ABOUT THIS EXERCISE. Sort through the entries below and pull out lines containing the word "values".

SOURCE MATERIAL.
*** Begin section ***

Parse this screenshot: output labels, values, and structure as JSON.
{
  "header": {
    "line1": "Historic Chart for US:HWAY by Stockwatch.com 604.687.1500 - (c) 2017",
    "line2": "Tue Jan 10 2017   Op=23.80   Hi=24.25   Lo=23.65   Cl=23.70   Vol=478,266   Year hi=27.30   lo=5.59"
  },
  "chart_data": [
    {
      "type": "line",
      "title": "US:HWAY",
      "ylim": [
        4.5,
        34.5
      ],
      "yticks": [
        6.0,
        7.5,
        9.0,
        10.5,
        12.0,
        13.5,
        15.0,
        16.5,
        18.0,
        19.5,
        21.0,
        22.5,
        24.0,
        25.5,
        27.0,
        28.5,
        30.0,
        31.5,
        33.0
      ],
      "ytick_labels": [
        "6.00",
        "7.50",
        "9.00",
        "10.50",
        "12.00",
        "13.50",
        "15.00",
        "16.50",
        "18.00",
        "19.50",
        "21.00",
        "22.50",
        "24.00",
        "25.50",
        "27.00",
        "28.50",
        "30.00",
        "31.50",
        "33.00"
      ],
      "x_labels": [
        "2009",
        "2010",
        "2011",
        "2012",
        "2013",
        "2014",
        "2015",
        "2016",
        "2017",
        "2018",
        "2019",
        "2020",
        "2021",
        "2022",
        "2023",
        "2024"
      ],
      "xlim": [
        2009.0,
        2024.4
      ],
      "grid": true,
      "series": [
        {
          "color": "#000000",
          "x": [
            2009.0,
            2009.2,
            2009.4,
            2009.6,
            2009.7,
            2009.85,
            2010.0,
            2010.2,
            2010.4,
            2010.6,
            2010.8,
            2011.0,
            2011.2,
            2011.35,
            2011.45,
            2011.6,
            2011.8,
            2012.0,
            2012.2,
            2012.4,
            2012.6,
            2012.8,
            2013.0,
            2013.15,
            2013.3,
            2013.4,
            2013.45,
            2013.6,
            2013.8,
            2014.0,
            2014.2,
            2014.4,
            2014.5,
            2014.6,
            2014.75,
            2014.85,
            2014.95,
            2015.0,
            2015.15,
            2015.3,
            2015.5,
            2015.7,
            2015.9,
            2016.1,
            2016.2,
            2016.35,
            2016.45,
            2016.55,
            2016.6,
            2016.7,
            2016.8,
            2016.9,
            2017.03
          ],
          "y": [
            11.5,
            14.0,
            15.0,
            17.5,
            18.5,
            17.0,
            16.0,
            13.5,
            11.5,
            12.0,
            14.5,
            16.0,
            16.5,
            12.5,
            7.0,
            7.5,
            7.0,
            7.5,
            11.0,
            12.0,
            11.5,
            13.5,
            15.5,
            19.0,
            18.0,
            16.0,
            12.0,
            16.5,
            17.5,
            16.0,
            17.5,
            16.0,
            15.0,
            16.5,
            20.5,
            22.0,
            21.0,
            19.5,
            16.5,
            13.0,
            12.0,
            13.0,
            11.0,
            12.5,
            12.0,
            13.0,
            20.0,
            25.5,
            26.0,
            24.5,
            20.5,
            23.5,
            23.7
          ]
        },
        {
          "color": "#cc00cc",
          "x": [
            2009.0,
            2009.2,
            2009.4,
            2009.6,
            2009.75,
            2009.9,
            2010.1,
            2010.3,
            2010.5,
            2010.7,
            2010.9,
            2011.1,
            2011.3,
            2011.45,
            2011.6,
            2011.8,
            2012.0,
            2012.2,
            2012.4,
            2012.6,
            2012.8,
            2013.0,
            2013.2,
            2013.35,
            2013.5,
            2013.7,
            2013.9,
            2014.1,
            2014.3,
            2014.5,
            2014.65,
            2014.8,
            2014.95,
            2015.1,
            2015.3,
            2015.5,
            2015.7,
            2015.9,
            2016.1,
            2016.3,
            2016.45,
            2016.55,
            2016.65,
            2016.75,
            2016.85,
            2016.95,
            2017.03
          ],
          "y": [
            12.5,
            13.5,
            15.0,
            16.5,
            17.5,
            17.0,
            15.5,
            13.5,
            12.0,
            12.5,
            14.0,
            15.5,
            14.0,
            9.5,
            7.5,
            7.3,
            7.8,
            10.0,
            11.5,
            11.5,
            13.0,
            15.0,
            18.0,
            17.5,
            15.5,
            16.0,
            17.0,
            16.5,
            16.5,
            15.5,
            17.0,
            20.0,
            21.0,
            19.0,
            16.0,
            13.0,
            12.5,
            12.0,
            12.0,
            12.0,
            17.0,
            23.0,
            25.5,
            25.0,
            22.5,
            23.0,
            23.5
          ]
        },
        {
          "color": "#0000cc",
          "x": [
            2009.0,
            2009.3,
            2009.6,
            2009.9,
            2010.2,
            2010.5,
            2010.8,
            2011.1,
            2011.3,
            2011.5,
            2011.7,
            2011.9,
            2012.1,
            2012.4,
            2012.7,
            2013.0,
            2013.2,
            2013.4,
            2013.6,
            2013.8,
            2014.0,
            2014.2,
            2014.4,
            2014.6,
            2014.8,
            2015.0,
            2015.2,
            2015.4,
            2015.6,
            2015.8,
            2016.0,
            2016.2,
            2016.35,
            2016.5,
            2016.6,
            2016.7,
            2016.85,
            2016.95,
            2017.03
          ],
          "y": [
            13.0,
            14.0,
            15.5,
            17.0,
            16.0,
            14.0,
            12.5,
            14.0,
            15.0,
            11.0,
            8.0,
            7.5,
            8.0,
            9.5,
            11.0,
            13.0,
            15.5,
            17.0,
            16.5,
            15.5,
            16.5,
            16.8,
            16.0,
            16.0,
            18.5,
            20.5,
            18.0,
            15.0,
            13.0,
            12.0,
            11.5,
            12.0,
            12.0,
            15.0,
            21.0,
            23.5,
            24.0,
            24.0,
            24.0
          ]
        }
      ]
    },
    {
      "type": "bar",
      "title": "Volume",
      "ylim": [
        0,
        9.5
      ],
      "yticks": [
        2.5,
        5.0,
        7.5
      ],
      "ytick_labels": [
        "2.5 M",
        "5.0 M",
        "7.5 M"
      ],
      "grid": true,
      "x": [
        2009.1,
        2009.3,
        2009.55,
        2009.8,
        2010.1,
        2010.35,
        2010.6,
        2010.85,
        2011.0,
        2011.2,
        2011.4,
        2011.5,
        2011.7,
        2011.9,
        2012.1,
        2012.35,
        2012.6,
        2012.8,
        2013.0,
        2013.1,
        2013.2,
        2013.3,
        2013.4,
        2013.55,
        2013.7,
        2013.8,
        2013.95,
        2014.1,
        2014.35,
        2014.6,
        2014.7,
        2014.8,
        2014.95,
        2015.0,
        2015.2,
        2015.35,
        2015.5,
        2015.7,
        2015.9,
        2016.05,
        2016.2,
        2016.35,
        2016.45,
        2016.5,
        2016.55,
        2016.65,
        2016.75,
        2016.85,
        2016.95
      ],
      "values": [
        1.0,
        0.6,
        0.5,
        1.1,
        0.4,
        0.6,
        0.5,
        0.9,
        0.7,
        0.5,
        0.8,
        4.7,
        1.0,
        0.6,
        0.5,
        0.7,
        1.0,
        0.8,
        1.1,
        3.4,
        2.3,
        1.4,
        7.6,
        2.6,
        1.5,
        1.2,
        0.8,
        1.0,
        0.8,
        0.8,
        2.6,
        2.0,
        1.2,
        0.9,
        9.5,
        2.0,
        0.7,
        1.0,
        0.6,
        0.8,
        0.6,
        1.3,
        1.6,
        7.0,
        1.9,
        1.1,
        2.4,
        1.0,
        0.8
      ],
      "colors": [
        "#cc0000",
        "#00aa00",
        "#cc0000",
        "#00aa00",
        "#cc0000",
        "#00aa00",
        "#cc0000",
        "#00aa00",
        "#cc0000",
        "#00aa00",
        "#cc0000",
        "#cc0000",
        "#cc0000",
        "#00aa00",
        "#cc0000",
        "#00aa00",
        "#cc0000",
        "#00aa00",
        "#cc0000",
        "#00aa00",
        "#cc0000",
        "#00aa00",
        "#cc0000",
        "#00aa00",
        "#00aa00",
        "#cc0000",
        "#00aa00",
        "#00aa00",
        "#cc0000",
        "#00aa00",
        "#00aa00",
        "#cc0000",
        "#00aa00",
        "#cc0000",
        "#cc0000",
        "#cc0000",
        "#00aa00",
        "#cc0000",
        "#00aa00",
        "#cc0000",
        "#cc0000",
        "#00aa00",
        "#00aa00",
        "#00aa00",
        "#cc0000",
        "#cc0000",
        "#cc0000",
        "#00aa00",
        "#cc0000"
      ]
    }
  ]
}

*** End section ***

SOLUTION FOR THIS PROBLEM.
Parse this screenshot: output labels, values, and structure as JSON.
      "values": [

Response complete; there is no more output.